How did I get through 2016 without serious injury?main
Our diarist Anthea Kreston is an American violinist in an international German quartet. Down the year, she has been robbed of her precious instrument, missed breakfast most days, was separated for long periods from her family and was exposed at close hand to the terror attack on a Berlin Christmas market.
As 2016 ends, Anthea counts her blessings.
As our touring came to a close this December, I was exhausted on many fronts – emotional, intellectual and physical. I could see the two-week vacation on my google calendar – I could almost smell it – and I was ready. The last several weeks, in which new repertoire was being learned at the same time as old repertoire was being performed, I found myself with an ever-increasing number of small injuries. First, a split thumb on my left hand (knife), then my razor slipped and carved a deep chunk out of my right thumb (directly where I hold my bow) – I had to triple band-aid it for that night’s performance to dull the pain, and it took 2 weeks for my phone to recognise my thumb print again – then an old, seasonal injury resurfaced.
Every fall and winter, my second finger on my left hand becomes sensitive. When I was 14 years old, I fractured my finger, going in hard for a football tackle in school. It was the same day that the school competition was being held to play the solo in the spring state festival, and I knew I had it. Rondo Capriccioso. I didn’t want to tell anyone about my finger, because I knew it would take me out of the competition. All I had to do was play, simply not using my second finger. As the day wore on, my finger became larger and larger. But, because of my inherent competitiveness, I pushed through, and won the competition.
After the competition, I quickly went to the school nurse, then to the hospital, where I was put in a cast. We were lucky to live around the block from the famed doctor Alice Brandfonbrener, a pioneer in the field of Performing Arts Medicine. We called, and dropped be her home that evening, where she immediately cut off the cast and made an appointment for the following day at the Medical Program for Performing Artists at the Rehabilitation Institute of Chicago. There, I was outfitted with a removable splint – I was to begin an exercise program immediately, and worked with the physical therapists in her office numerous times over the next months. At subsequent appointments, I brought my violin, and she devised specific exercises to help me recover. Also during these intervening months, I continued my two lessons a week with Roland and Almita Vamos, but this time focusing solely on my right arm. Sevcik bowing exercises, playing my solo pieces on all open strings – measuring and planning bow distribution, bow pressure, proximity to the bridge.
Although every year, during the cold and dry months, I must be vigilant with my old injury (it swells, becomes stiff, and can re-injure easily if I don’t watch it), I now look back at that year of injury as a magical time where my right arm became the focus of my work, and which was the beginning of my personal development of planned strengthening and injury avoidance.

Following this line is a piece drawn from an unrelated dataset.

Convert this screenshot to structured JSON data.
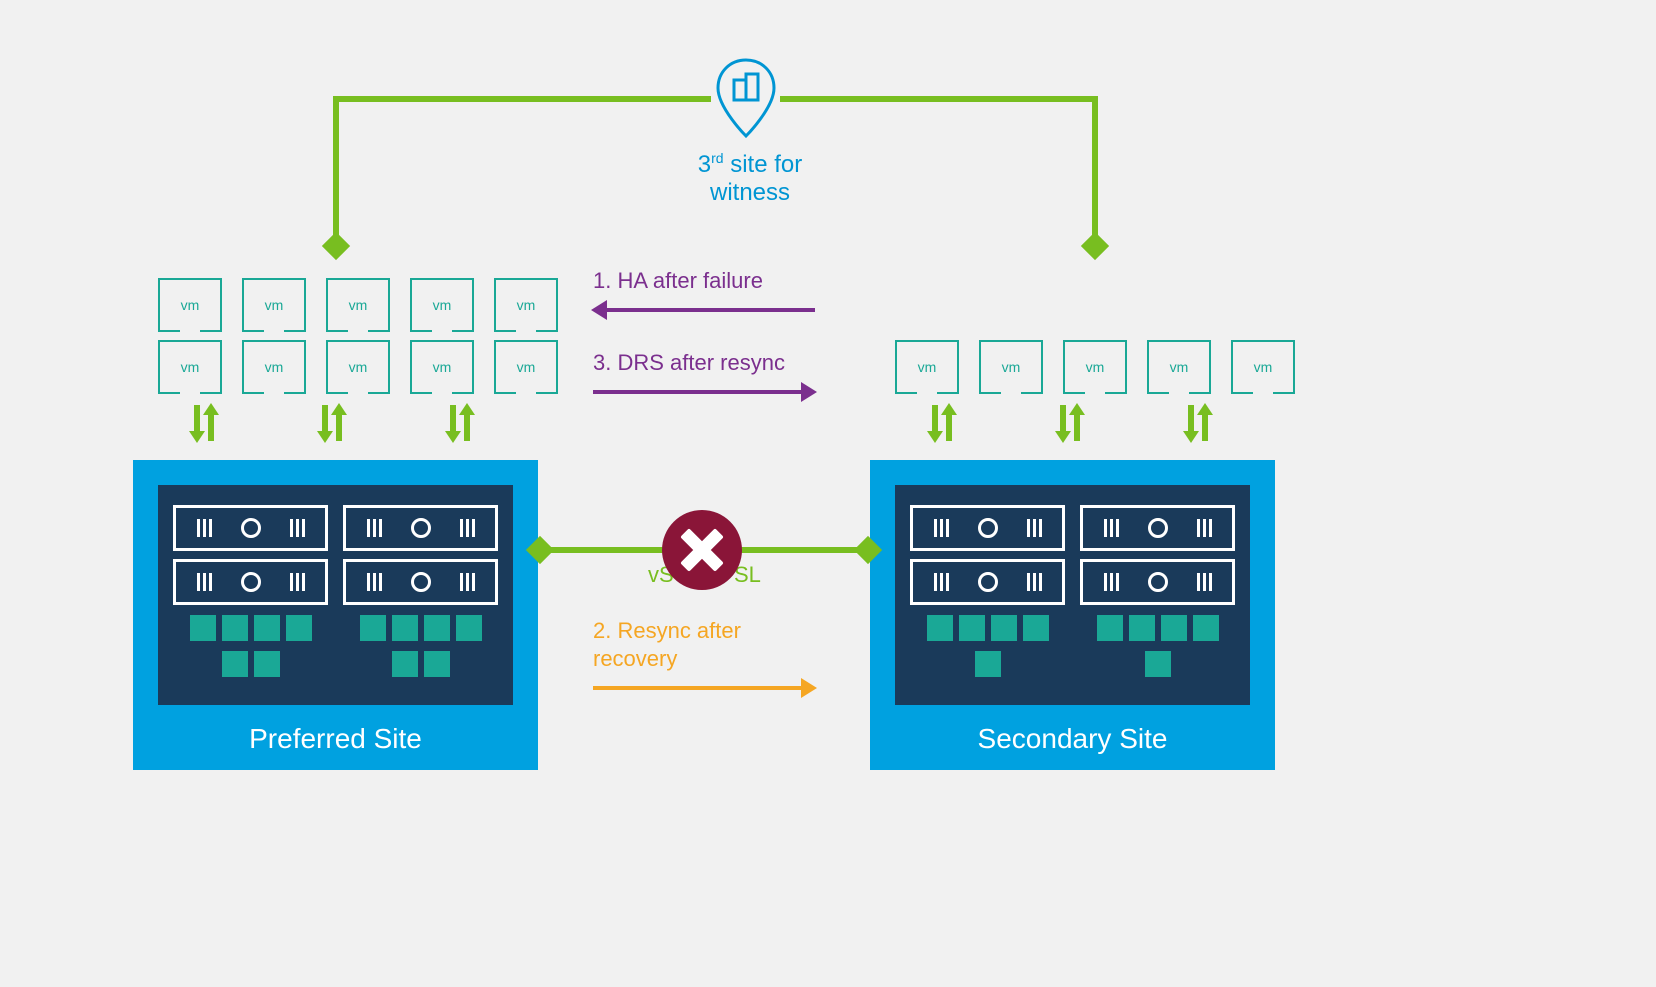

When I began teaching, I soon realised that I could spot future injury in my students – and was able to guide them towards a healthy approach and even back from injury, if they came to me already in trouble. I know that every injury-free day is a gift, and that anything (chance, overuse, improper posture, genetics) can take this away from any of us at any time. My periods away from my instrument (Women’s Studies Degree, baby years) have taught me not to fear this – time away can always enhance a person’s life. But, nonetheless, I do change my fingerings from November to February every season, and my signature “Anthea Kreston 2nd finger slide into home” also disappears, and reappears in the spring. Boy do I love it when that comes back!